By 2030, the corporation has also pledged to use a minimum of 50 percent recycled material in its packaging and collect and recycle the equivalent of each bottle and can it sells. But behind the scenes, the Intercept found that Coke has been fighting bottle bills and container deposit laws, which would hold the company accountable for its plastic waste.

“Other than bottle bills, there are no laws on the books to require them to take responsibility for their products after they are sold,” said Enck.


Without deposit laws, Coke’s plan seems unrealistic, especially because global recycling trends aren’t on their side. Under 10 percent of all plastics that have ever been thrown away have actually been recycled, and since China stopped accepting much of the world’s recyclable material a couple years ago, that rate could drop even lower. All told, millions of tons of plastic could have nowhere to go by 2030.

“Rather than showing leadership on the issue of plastic pollution, [Coca-Cola] is doubling down on plastics and recycling because plastic is cheap and recycling puts the onus on us instead of the company,” Perry Wheeler, a senior communications specialist at Greenpeace, told Earther. “Coca-Cola would love to keep plastic alive and well because its business model is centered around it, and shifting in a new direction will require the company to take full responsibility for the enormous social and environmental impact it is having.”


As the oil industry feels the pressure of global campaigns to stop using fossil-based energy, they’re focusing on expanding plastic production instead. If growth trends continue, plastic will account for 20 percent of the world’s oil consumption by 2050. Conservative predictions show that plastic production and incineration will produce 300 coal plants-worth of greenhouses gases by 2030. By 2050, that pollution output could double.

If companies like Coca-Cola would stop using plastic and instead transition away from single-use materials altogether, that would put a massive wrench in the fossil fuel industry’s plan.

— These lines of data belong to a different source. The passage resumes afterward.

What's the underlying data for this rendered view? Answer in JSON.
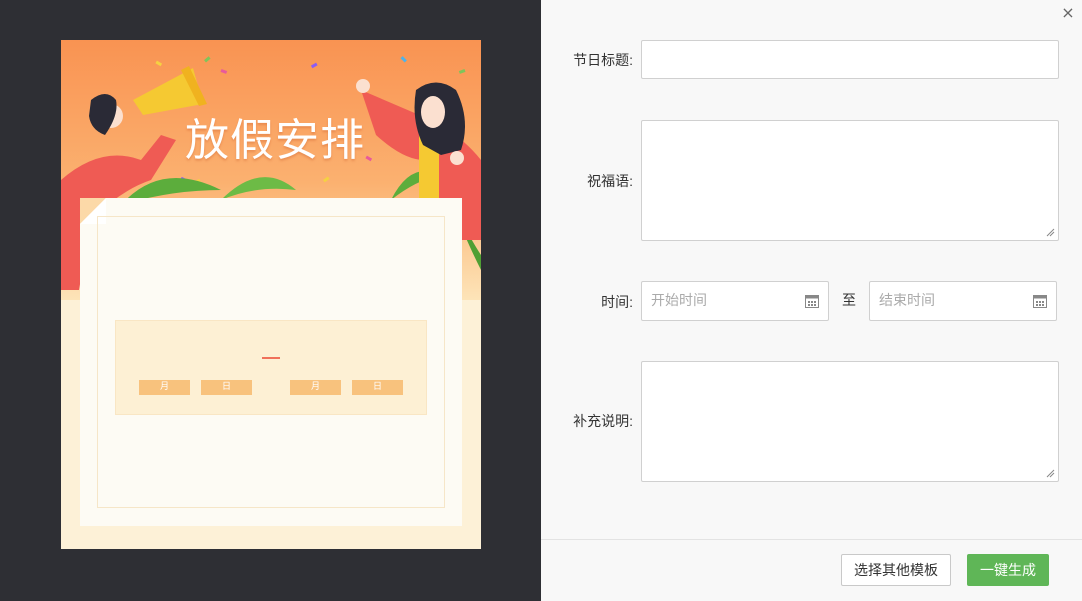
{
  "preview": {
    "poster_title": "放假安排",
    "date_chips": [
      "月",
      "日",
      "月",
      "日"
    ]
  },
  "form": {
    "close_glyph": "×",
    "title_label": "节日标题:",
    "title_value": "",
    "greeting_label": "祝福语:",
    "greeting_value": "",
    "time_label": "时间:",
    "start_placeholder": "开始时间",
    "range_separator": "至",
    "end_placeholder": "结束时间",
    "notes_label": "补充说明:",
    "notes_value": ""
  },
  "footer": {
    "other_template_button": "选择其他模板",
    "generate_button": "一键生成"
  },
  "colors": {
    "primary_button": "#5fb657",
    "poster_orange": "#f99352",
    "preview_bg": "#2e2f34"
  },
  "icons": [
    "close-icon",
    "calendar-icon",
    "calendar-icon",
    "resize-grip-icon",
    "resize-grip-icon"
  ]
}
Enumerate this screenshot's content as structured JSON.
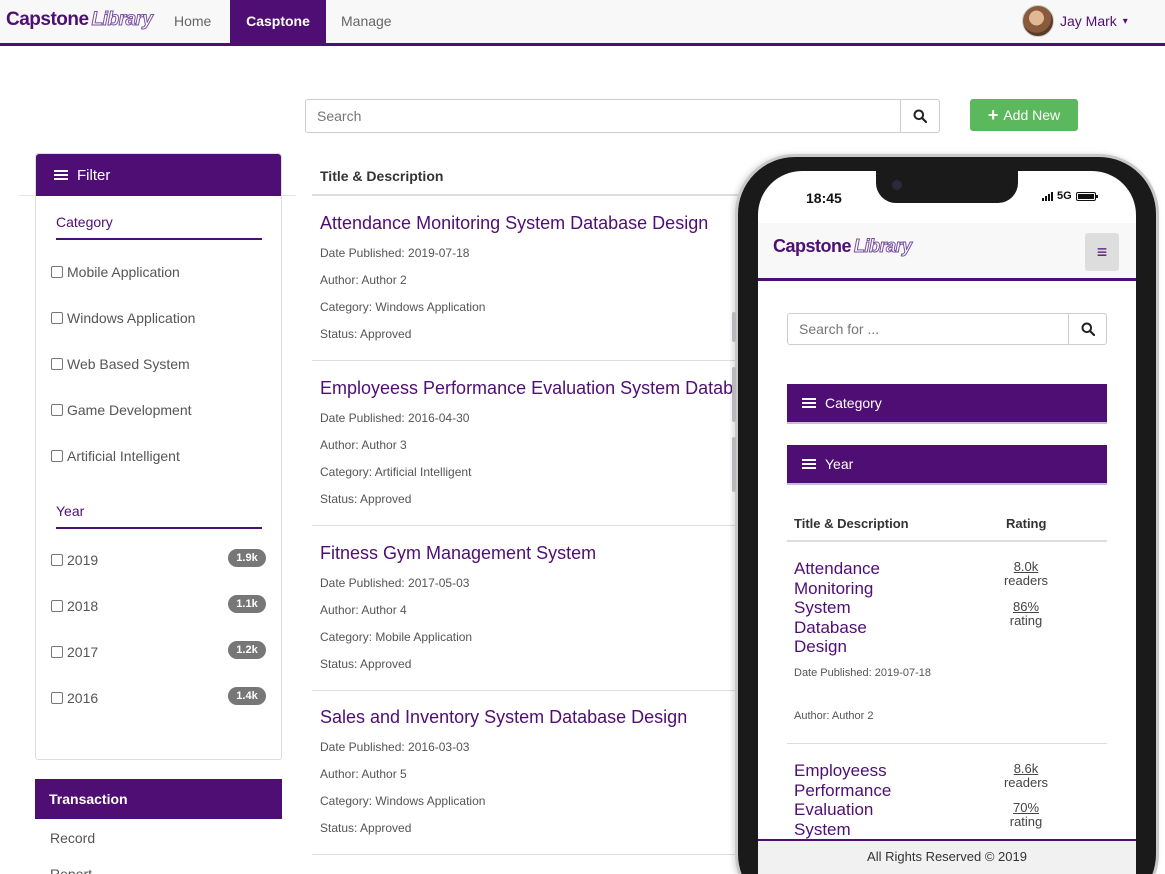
{
  "nav": {
    "logo_main": "Capstone",
    "logo_sub": "Library",
    "items": [
      {
        "label": "Home"
      },
      {
        "label": "Casptone"
      },
      {
        "label": "Manage"
      }
    ],
    "user_name": "Jay Mark",
    "user_caret": "▾"
  },
  "search": {
    "placeholder": "Search",
    "icon": "search-icon"
  },
  "add_button": {
    "icon": "plus-icon",
    "label": "Add New",
    "color": "#5cb85c"
  },
  "filter": {
    "title": "Filter",
    "icon": "list-icon",
    "category_label": "Category",
    "categories": [
      {
        "label": "Mobile Application"
      },
      {
        "label": "Windows Application"
      },
      {
        "label": "Web Based System"
      },
      {
        "label": "Game Development"
      },
      {
        "label": "Artificial Intelligent"
      }
    ],
    "year_label": "Year",
    "years": [
      {
        "label": "2019",
        "count": "1.9k"
      },
      {
        "label": "2018",
        "count": "1.1k"
      },
      {
        "label": "2017",
        "count": "1.2k"
      },
      {
        "label": "2016",
        "count": "1.4k"
      }
    ]
  },
  "transaction": {
    "title": "Transaction",
    "links": [
      {
        "label": "Record"
      },
      {
        "label": "Report"
      }
    ]
  },
  "list": {
    "column_header": "Title & Description",
    "items": [
      {
        "title": "Attendance Monitoring System Database Design",
        "date": "Date Published: 2019-07-18",
        "author": "Author: Author 2",
        "category": "Category: Windows Application",
        "status": "Status: Approved"
      },
      {
        "title": "Employeess Performance Evaluation System Database Design",
        "date": "Date Published: 2016-04-30",
        "author": "Author: Author 3",
        "category": "Category: Artificial Intelligent",
        "status": "Status: Approved"
      },
      {
        "title": "Fitness Gym Management System",
        "date": "Date Published: 2017-05-03",
        "author": "Author: Author 4",
        "category": "Category: Mobile Application",
        "status": "Status: Approved"
      },
      {
        "title": "Sales and Inventory System Database Design",
        "date": "Date Published: 2016-03-03",
        "author": "Author: Author 5",
        "category": "Category: Windows Application",
        "status": "Status: Approved"
      }
    ]
  },
  "mobile": {
    "time": "18:45",
    "network": "5G",
    "logo_main": "Capstone",
    "logo_sub": "Library",
    "menu_icon": "≡",
    "search_placeholder": "Search for ...",
    "accordions": [
      {
        "label": "Category"
      },
      {
        "label": "Year"
      }
    ],
    "col_title": "Title & Description",
    "col_rating": "Rating",
    "items": [
      {
        "title": "Attendance Monitoring System Database Design",
        "date": "Date Published: 2019-07-18",
        "author": "Author: Author 2",
        "readers": "8.0k",
        "readers_label": "readers",
        "rating": "86%",
        "rating_label": "rating"
      },
      {
        "title": "Employeess Performance Evaluation System",
        "readers": "8.6k",
        "readers_label": "readers",
        "rating": "70%",
        "rating_label": "rating"
      }
    ],
    "footer": "All Rights Reserved © 2019"
  },
  "colors": {
    "brand_purple": "#4f0e73",
    "success_green": "#5cb85c",
    "badge_gray": "#777777"
  }
}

But again, they can’t! Because of, uh, “consumers.” Yeah right.